At the back of the room, where the dais is, there are big pots on the floor, and the devotees are giving out whatever prasadam is left. Acyutananda is serving out with a large spoon. Stryadhisa is sitting quietly, eating. Rupanuga and his wife and little child are sitting, having finished prasadam, and talking with Raya-Rama. Rupanuga says to Raya-Rama, “Something should be done to make the temple a cleaner place.” He says that he and his wife sometimes feel ashamed to come there because of the cockroaches and the dirt. There are even sweet-juice stains on the rug. Raya-Rama smiles and says, “Well, what can be done?” But Rupanuga is serious about it. He says it’s really bad, and he will tell the Swami about it. Jagannatha dasa (James Green) is also there, and he’s talking to a newly-initiated devotee named Dwarkadisa. Dwarkadisa is comparing Krsna consciousness to Western philosophy and saying that the arguments for the existence of God by Thomas Aquinas are very good.

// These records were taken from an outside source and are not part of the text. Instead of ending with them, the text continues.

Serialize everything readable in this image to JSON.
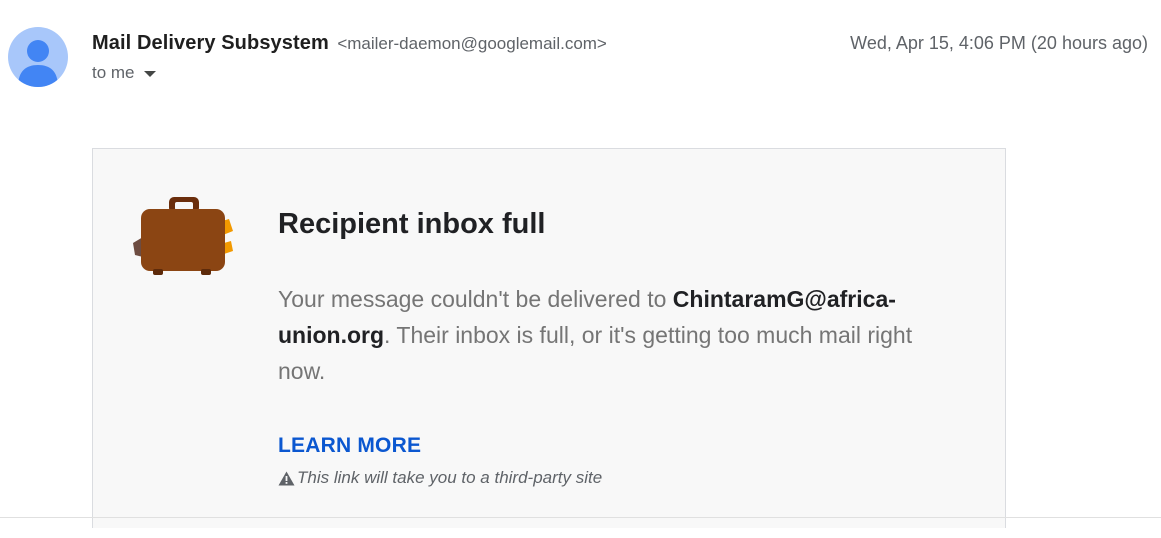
{
  "header": {
    "sender_name": "Mail Delivery Subsystem",
    "sender_email": "<mailer-daemon@googlemail.com>",
    "to_label": "to me",
    "date": "Wed, Apr 15, 4:06 PM (20 hours ago)"
  },
  "card": {
    "icon": "suitcase-icon",
    "title": "Recipient inbox full",
    "body_prefix": "Your message couldn't be delivered to ",
    "recipient": "ChintaramG@africa-union.org",
    "body_suffix": ". Their inbox is full, or it's getting too much mail right now.",
    "learn_more": "LEARN MORE",
    "disclaimer_icon": "warning-icon",
    "disclaimer": "This link will take you to a third-party site"
  },
  "colors": {
    "avatar_bg": "#a8c7fa",
    "avatar_fg": "#4285f4",
    "suitcase": "#8b4513",
    "link": "#0b57d0",
    "card_bg": "#f8f8f8"
  }
}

A moody young man is playing the tamboura, but pressing the strings down as if it were a guitar. Bob Lefkowitz says to him, “Hey, that’s not the way you play a tamboura. You’ll break it. It’s just a drone instrument.” The man continues playing the tamboura by pressing the strings and finally Lefkowitz takes it from him.

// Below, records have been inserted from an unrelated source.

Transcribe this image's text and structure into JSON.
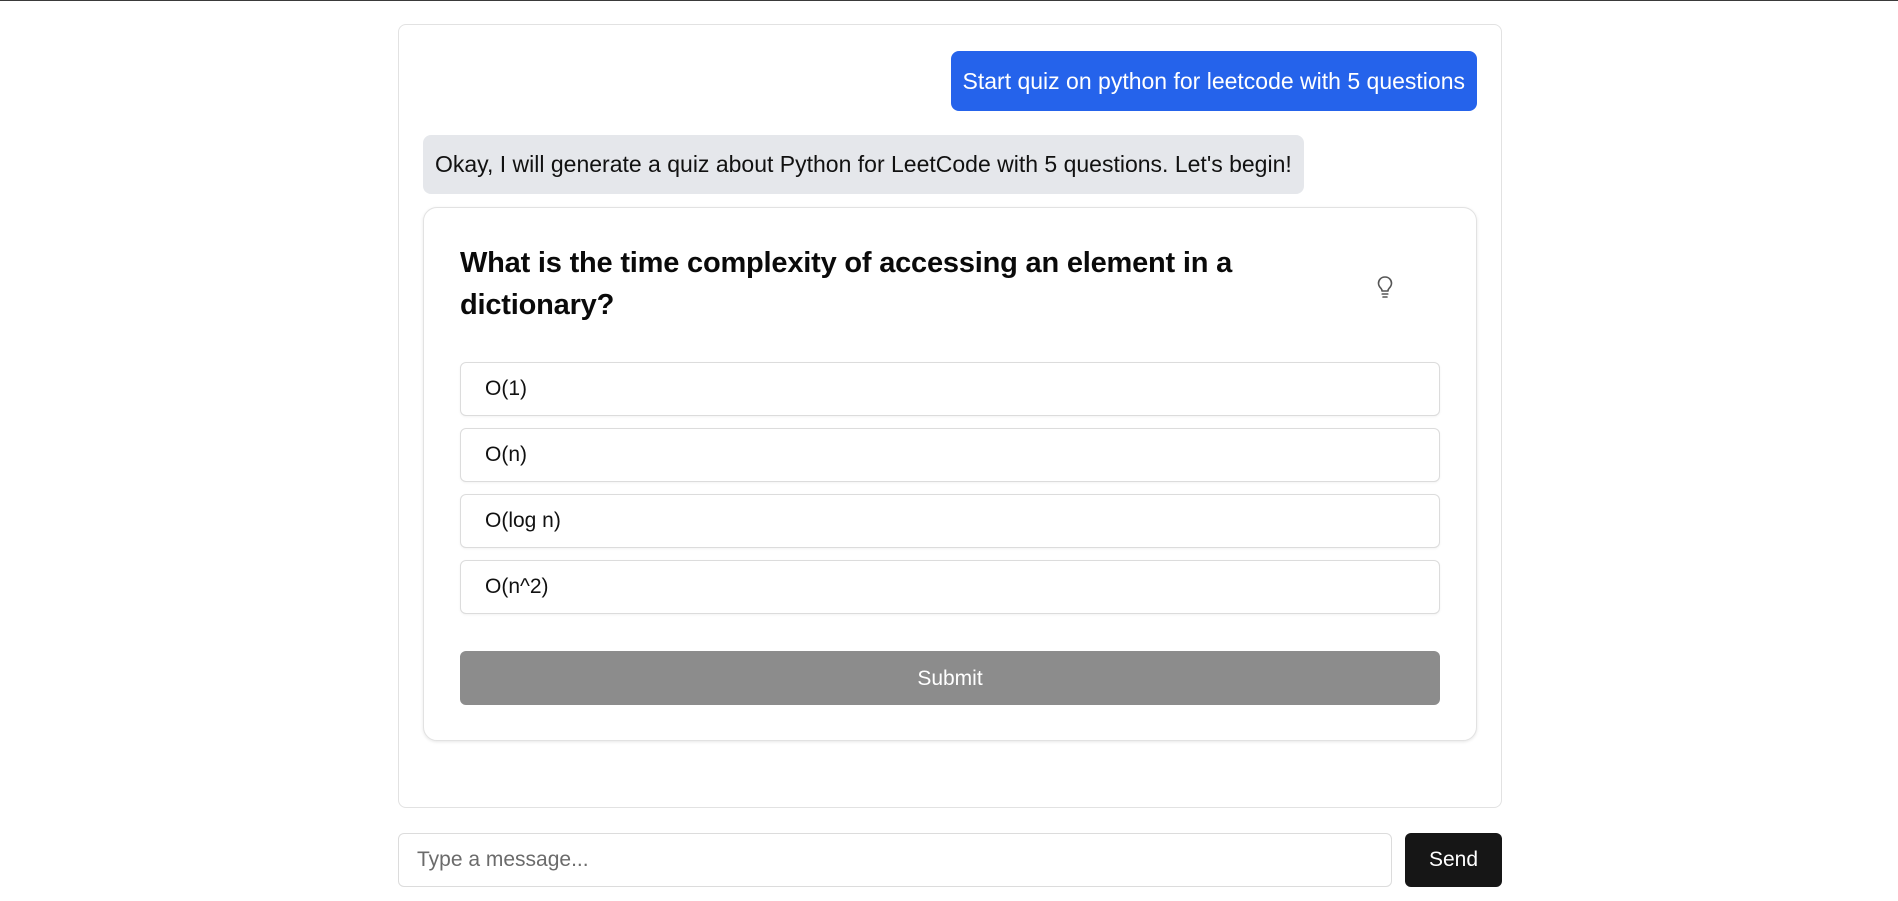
{
  "messages": {
    "user": "Start quiz on python for leetcode with 5 questions",
    "assistant": "Okay, I will generate a quiz about Python for LeetCode with 5 questions. Let's begin!"
  },
  "quiz": {
    "question": "What is the time complexity of accessing an element in a dictionary?",
    "hint_icon": "lightbulb-icon",
    "options": [
      "O(1)",
      "O(n)",
      "O(log n)",
      "O(n^2)"
    ],
    "submit_label": "Submit"
  },
  "composer": {
    "placeholder": "Type a message...",
    "send_label": "Send"
  },
  "colors": {
    "user_bubble": "#2563eb",
    "assistant_bubble": "#e5e7eb",
    "submit_disabled": "#8c8c8c",
    "send_button": "#161616"
  }
}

I walk through this scene and out the side door into the courtyard. Paper plates are scattered around, and the janitor, Mr. Chuddy, is upset. “I told you this before,” he says, “This is not your place.” Brahmananda says, “We’re just like your sons. So tell us what to do and I’ll do it. I’ll clean up right away. It won’t happen again.” Brahmananda has heard from the Swamiji say we should approach Mr. Chuddy this way. Mr. Chuddy is pacified, but another tenant comes; they both complain again about the plates. “Did you get some prasadam?” asks Brahmananda of the tenant. “Yes, I got a plate. It was nice but that’s not the point.” Stryadhisa sits at the picnic table blinking, looking detached from everything.